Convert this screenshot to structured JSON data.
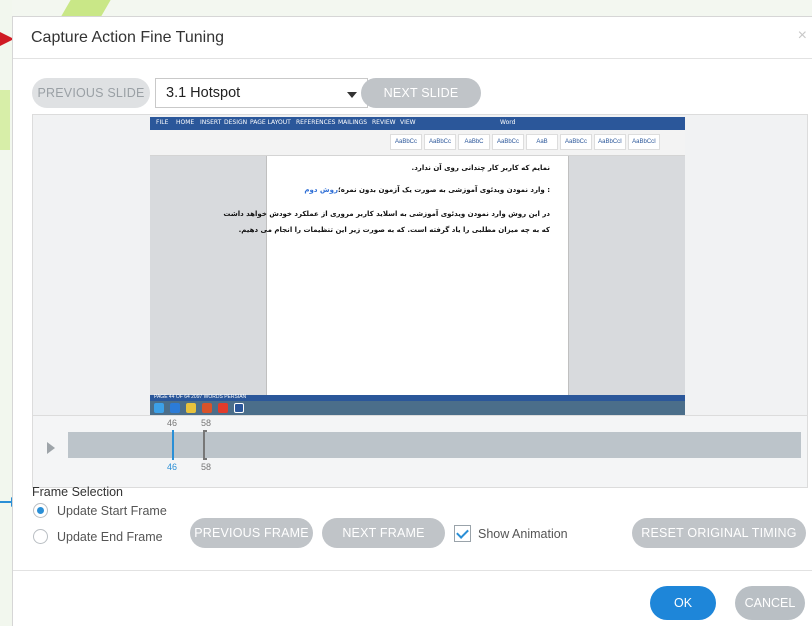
{
  "dialog": {
    "title": "Capture Action Fine Tuning",
    "close_glyph": "×"
  },
  "slide_nav": {
    "previous_label": "PREVIOUS SLIDE",
    "selected_slide": "3.1 Hotspot",
    "next_label": "NEXT SLIDE"
  },
  "preview": {
    "window_title": "Word",
    "ribbon_tabs": [
      "FILE",
      "HOME",
      "INSERT",
      "DESIGN",
      "PAGE LAYOUT",
      "REFERENCES",
      "MAILINGS",
      "REVIEW",
      "VIEW"
    ],
    "styles": [
      "AaBbCc",
      "AaBbCc",
      "AaBbC",
      "AaBbCc",
      "AaB",
      "AaBbCc",
      "AaBbCcI",
      "AaBbCcI",
      "AaBbCcI",
      "AaBbCcI"
    ],
    "document_lines": [
      {
        "text": "نمایم که کاربر کار چندانی روی آن ندارد.",
        "highlight": ""
      },
      {
        "text": ": وارد نمودن ویدئوی آموزشی به صورت یک آزمون بدون نمره؛",
        "highlight": "روش دوم"
      },
      {
        "text": "در این روش وارد نمودن ویدئوی آموزشی به اسلاید کاربر مروری از عملکرد خودش خواهد داشت",
        "highlight": ""
      },
      {
        "text": "که به چه میزان مطلبی را یاد گرفته است. که به صورت زیر این تنظیمات را انجام می دهیم.",
        "highlight": ""
      }
    ],
    "status_text": "PAGE 44 OF 64   2097 WORDS   PERSIAN"
  },
  "timeline": {
    "start_frame_top": "46",
    "end_frame_top": "58",
    "start_frame_bottom": "46",
    "end_frame_bottom": "58"
  },
  "frame_selection": {
    "heading": "Frame Selection",
    "option_start": "Update Start Frame",
    "option_end": "Update End Frame",
    "selected": "Update Start Frame"
  },
  "frame_buttons": {
    "previous_label": "PREVIOUS FRAME",
    "next_label": "NEXT FRAME",
    "show_animation_label": "Show Animation",
    "show_animation_checked": true,
    "reset_label": "RESET ORIGINAL TIMING"
  },
  "footer": {
    "ok_label": "OK",
    "cancel_label": "CANCEL"
  },
  "colors": {
    "accent": "#1e86d9",
    "button_gray": "#c0c4c8",
    "annotation_red": "#d01b24",
    "annotation_blue": "#2a8fd6"
  }
}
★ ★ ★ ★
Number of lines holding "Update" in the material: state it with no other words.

3